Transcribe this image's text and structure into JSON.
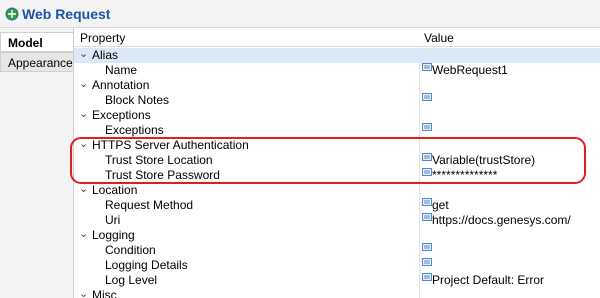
{
  "window": {
    "title": "Web Request"
  },
  "tabs": [
    {
      "label": "Model"
    },
    {
      "label": "Appearance"
    }
  ],
  "table": {
    "columns": [
      "Property",
      "Value"
    ]
  },
  "groups": {
    "alias": {
      "label": "Alias",
      "rows": [
        {
          "name": "Name",
          "value": "WebRequest1"
        }
      ]
    },
    "annotation": {
      "label": "Annotation",
      "rows": [
        {
          "name": "Block Notes",
          "value": ""
        }
      ]
    },
    "exceptions": {
      "label": "Exceptions",
      "rows": [
        {
          "name": "Exceptions",
          "value": ""
        }
      ]
    },
    "https": {
      "label": "HTTPS Server Authentication",
      "rows": [
        {
          "name": "Trust Store Location",
          "value": "Variable(trustStore)"
        },
        {
          "name": "Trust Store Password",
          "value": "**************"
        }
      ]
    },
    "location": {
      "label": "Location",
      "rows": [
        {
          "name": "Request Method",
          "value": "get"
        },
        {
          "name": "Uri",
          "value": "https://docs.genesys.com/"
        }
      ]
    },
    "logging": {
      "label": "Logging",
      "rows": [
        {
          "name": "Condition",
          "value": ""
        },
        {
          "name": "Logging Details",
          "value": ""
        },
        {
          "name": "Log Level",
          "value": "Project Default: Error"
        }
      ]
    },
    "misc": {
      "label": "Misc"
    }
  },
  "colors": {
    "title": "#1a56a8",
    "selected_row": "#dbe9f7",
    "highlight_ring": "#e02020"
  },
  "icons": {
    "title": "web-request-icon",
    "value": "value-editor-icon",
    "expander": "chevron-down-icon"
  }
}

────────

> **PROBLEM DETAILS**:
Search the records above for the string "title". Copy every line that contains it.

> **ANSWER AREA**:
    "title": "Web Request"
    "title": "#1a56a8",
    "title": "web-request-icon",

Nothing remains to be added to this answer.